| We need only look at this week's election to see the PR
wars in action, namely the industy-backed defeat of Oregon's Prop 27 - which had
called for mandatory labeling of Genetically Modified (GM) Foods.
According to the St. Louis Post-Dispatch (9/19/02), Monsanto set their
anti-Prop27 fundraising target at $6 million. In the end, they raised $5.5
million - to do battle with a consumer-led campaign that raised a total of ...
wait for it ... about $10,000.
Spearheading the industry-led effort? "The Coalition Against the Costly
Labeling Law," a front group with funding from companies including Monsanto,
DuPont, PepsiCo, General Mills and ConAgra Foods.
the USA Today (10/9/02) story »
Just Stand There!!|
| Call me crazy, but I've still got this sneaking suspicion that DuPont and
Monsanto may not have our best interests at heart.
So, in addition to our client work, we're also creating a number of programs
to foster greater dialog and education about food, farming and environmental
In the coming months, keep an ear open for the rebirth of our Beyond Organic
Show. Watch the papers for syndicated columns about organic food and gardening.
And, if you're a journalist, give us a call to discuss the resources we're
offering via our new media resource center.
Read what we're up to these days (pdf
file) ... »
your Local Farmer|
Living in the agricultural oasis of the Central Coast, it's tempting for
Santa Cruz residents to assume the broccoli, mixed greens and assortment of
other vegetables and fruits on their dinner tables were plucked fresh from one

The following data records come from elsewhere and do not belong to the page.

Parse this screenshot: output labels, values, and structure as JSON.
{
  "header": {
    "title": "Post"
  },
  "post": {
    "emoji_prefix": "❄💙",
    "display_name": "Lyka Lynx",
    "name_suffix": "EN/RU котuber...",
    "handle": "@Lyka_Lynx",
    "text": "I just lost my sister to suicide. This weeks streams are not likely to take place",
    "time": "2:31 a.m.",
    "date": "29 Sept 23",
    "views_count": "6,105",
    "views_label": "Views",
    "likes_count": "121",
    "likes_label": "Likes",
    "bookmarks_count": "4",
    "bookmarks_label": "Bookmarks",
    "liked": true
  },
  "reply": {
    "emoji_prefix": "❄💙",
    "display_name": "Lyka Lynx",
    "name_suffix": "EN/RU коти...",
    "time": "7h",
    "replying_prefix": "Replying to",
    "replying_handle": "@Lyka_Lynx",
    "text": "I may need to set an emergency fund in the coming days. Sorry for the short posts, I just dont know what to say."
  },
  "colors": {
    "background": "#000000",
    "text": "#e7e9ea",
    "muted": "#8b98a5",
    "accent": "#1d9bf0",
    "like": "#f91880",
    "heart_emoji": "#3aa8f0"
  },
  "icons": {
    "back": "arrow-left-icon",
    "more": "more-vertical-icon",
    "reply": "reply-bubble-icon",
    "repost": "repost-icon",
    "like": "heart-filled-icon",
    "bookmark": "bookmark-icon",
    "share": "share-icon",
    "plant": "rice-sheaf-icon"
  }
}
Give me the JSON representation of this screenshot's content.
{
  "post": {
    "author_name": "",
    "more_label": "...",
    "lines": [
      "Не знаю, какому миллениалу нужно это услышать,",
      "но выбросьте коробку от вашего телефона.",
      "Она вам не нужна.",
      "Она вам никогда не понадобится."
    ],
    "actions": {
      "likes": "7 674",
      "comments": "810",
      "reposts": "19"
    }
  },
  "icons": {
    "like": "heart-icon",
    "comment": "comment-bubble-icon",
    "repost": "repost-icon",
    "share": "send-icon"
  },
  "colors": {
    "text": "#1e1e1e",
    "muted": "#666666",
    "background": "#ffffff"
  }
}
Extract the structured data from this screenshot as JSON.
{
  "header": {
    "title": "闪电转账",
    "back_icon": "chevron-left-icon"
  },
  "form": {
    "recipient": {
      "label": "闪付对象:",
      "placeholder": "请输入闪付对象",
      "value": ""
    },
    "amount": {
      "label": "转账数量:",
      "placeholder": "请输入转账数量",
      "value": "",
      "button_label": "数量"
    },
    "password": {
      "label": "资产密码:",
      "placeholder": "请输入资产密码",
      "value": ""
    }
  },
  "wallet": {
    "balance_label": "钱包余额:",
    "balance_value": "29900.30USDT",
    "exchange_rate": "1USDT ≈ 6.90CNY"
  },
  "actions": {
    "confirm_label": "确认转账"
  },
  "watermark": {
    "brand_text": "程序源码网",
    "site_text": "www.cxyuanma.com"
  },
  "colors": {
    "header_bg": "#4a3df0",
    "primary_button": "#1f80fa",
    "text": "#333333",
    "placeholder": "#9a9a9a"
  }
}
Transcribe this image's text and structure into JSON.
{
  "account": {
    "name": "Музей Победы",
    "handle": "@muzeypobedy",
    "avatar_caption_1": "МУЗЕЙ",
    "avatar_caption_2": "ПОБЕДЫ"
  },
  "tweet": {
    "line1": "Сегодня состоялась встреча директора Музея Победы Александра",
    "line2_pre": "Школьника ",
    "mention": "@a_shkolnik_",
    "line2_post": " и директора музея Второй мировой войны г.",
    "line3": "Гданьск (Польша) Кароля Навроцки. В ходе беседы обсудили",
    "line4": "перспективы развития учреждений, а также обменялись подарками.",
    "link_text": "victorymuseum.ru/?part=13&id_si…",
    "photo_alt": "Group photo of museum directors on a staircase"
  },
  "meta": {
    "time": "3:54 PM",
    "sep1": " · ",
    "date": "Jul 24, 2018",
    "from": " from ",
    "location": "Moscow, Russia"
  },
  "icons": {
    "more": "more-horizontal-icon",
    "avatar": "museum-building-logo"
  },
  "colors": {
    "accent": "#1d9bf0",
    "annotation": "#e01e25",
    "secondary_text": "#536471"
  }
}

of the hundreds of farms here in our fertile backyard.
According to national research, produce travels an average of 1,500 miles
from farm to table, with some commodities originating from as far away as
Mexico, China and New Zealand.
See what's being done about it ... »
|Growing up on a farm, I'm afraid that I'm not all that
street-smart. So it's always a shocker when I encounter cut-throat,
industry-backed PR campaigns.
For me, what makes the ActivistCash.com and ConsumerFreedom.com sites so
fascinating are their 'spin' tactics -- which are backed by half truths, nasty
personal attacks, and sometimes just plain lies. It's the hypocrisy of slamming
environmental organizations' funding sources, while obscuring their own. And,
most of all, it's the accusations about 'dem environmentalists' and 'their
slick, well-funded PR campaigns.'
Makes for great reading. Check out their site, and the links below for
analysis of ConsumerFreedom and the PR firm behind it.